“It makes me laugh,” Glenn said. “The truth of the matter is not once — and I mean not a single time — did any person approach me on the street or at the arena with negative comments about my work. All anyone wanted was a picture or a selfie. And, they always had kind remarks. It was very flattering. So, I don’t believe the Twitter or Internet world accurately represents the feeling toward me. Nor, do I pay much attention to it. I know there were a couple of ‘Fire Glenn Healy’ websites. One of them on Twitter had something like eight followers. Another one tried to generate a petition to send to [Rogers]. It came up 50,000 signatures shy of its target. Social media isn’t the most sophisticated measure of someone’s worth. Let’s put it that way.”
Nor can Glenn figure why so many contend he is “anti–Leafs”.
“I grew up in Toronto a big Leafs fan and I wound up taking a million dollars less to sign with the club as a free agent,” he recalled. “I still remember being in the Montreal Canadiens dressing room at the Bell Centre with Rejean Houle, Dave King and other members of their executive and coaching staff. It was pretty much locked in I was going to join the Habs. But, my agent [the late Larry Rauch] called my cellphone and said ‘get the hell out of there, you’re signing with the Leafs.’ It wasn’t the most graceful departure I’ve ever made from a group of hockey people. But, yeah, I took a million dollars less to go home (after four years with the New York Rangers). And, I never had a moment’s regret. Montreal wound up signing Andy Moog.”
Then there’s the theory that Glenn became a Leafs “basher” because the team did not hire him as general manager in the summer of 2003. The position, instead, went to John Ferguson Jr.

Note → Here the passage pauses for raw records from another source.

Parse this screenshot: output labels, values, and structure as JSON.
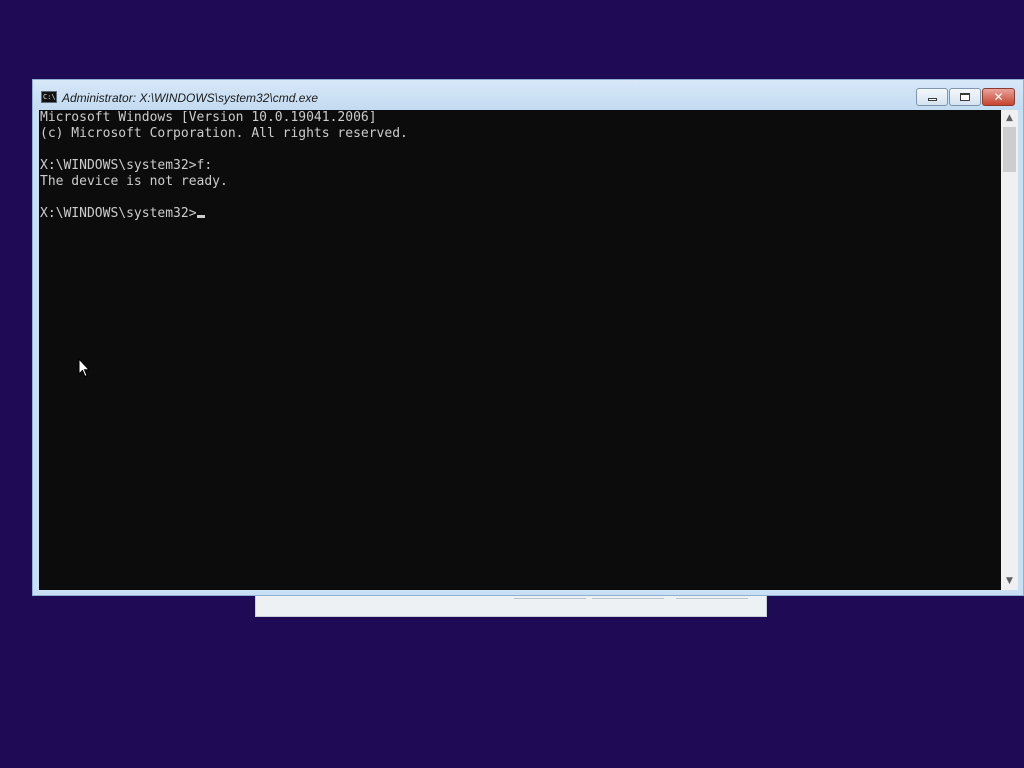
{
  "window": {
    "title": "Administrator: X:\\WINDOWS\\system32\\cmd.exe",
    "icon_text": "C:\\",
    "buttons": {
      "minimize_icon": "minimize-icon",
      "maximize_icon": "restore-icon",
      "close_glyph": "✕"
    }
  },
  "console": {
    "lines": [
      "Microsoft Windows [Version 10.0.19041.2006]",
      "(c) Microsoft Corporation. All rights reserved.",
      "",
      "X:\\WINDOWS\\system32>f:",
      "The device is not ready.",
      "",
      "X:\\WINDOWS\\system32>"
    ],
    "text_color": "#cccccc",
    "background_color": "#0c0c0c"
  },
  "scrollbar": {
    "up_arrow": "▲",
    "down_arrow": "▼"
  },
  "desktop": {
    "background_color": "#1f0a55"
  }
}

“Oh, gosh, no,” Healy replied. “All you have to do is see me in the [Air Canada Centre] hallway with Larry Tanenbaum. I have tremendous respect for him and we’re still great friends. The truth is, Fergy was a better choice. He had a solid background in scouting and he made a terrific presentation to the [Leafs] Board. Interestingly enough, my vision 13 years ago was to tear down the entire Leafs structure and start from scratch. Sound familiar? Back then, the approach was considered too maverick. Today, it’s the modern way to build a team. I can’t be more direct than to tell you there isn’t a smidgen of resentment toward the Leafs for not getting that management job. It was an honor just to be considered.”
I ended our conversation by asking Glenn if he would miss the Hockey Night gig.
“The 100th anniversary of the NHL and the Leafs is coming up. There are going to be some very special moments on TV. Will I miss being a part of that? Absolutely,” he admitted. “Otherwise, it may be time to concentrate on my family for a change. I think I was home for three out of 67 nights in the Stanley Cup playoffs this spring. That doesn’t exactly cultivate balance between work and private life. And, yes, there will be another chapter to the Glenn Healy story. Will it unfold 24 hours from now? Will it be in management — which is still a desire and option — or back in media? I haven’t a clue.
“But, I am quite certain hockey folks haven’t seen the last of me.”
WHAT’S UP, COACH?
I WAS LOOKING THROUGH THE APRIL 1963 ISSUE (BELOW) OF HOCKEY PICTORIAL MAGAZINE WHEN I CAME ACROSS THE PHOTO, ABOVE. FANS OF THE LEAFS AND SAN JOSE SHARKS, IN PARTICULAR, MAY RECOGNIZE THE CUTE, SMUG–ISH KID AT FAR–LEFT. YES, INDEED, IT IS EIGHT–YEAR–OLD RON WILSON, POSING WITH HIS BROTHERS. RON’S DAD, LARRY WILSON, COACHED THE AMERICAN HOCKEY LEAGUE BUFFALO BISONS. OL’ RONNIE’S FACE HASN’T CHANGED IN MORE THAN HALF–A–CENTURY.
My chat, Wednesday afternoon, with former colleague Rick Ralph on TSN–1290 Radio in Winnipeg about all things Toronto Maple Leafs…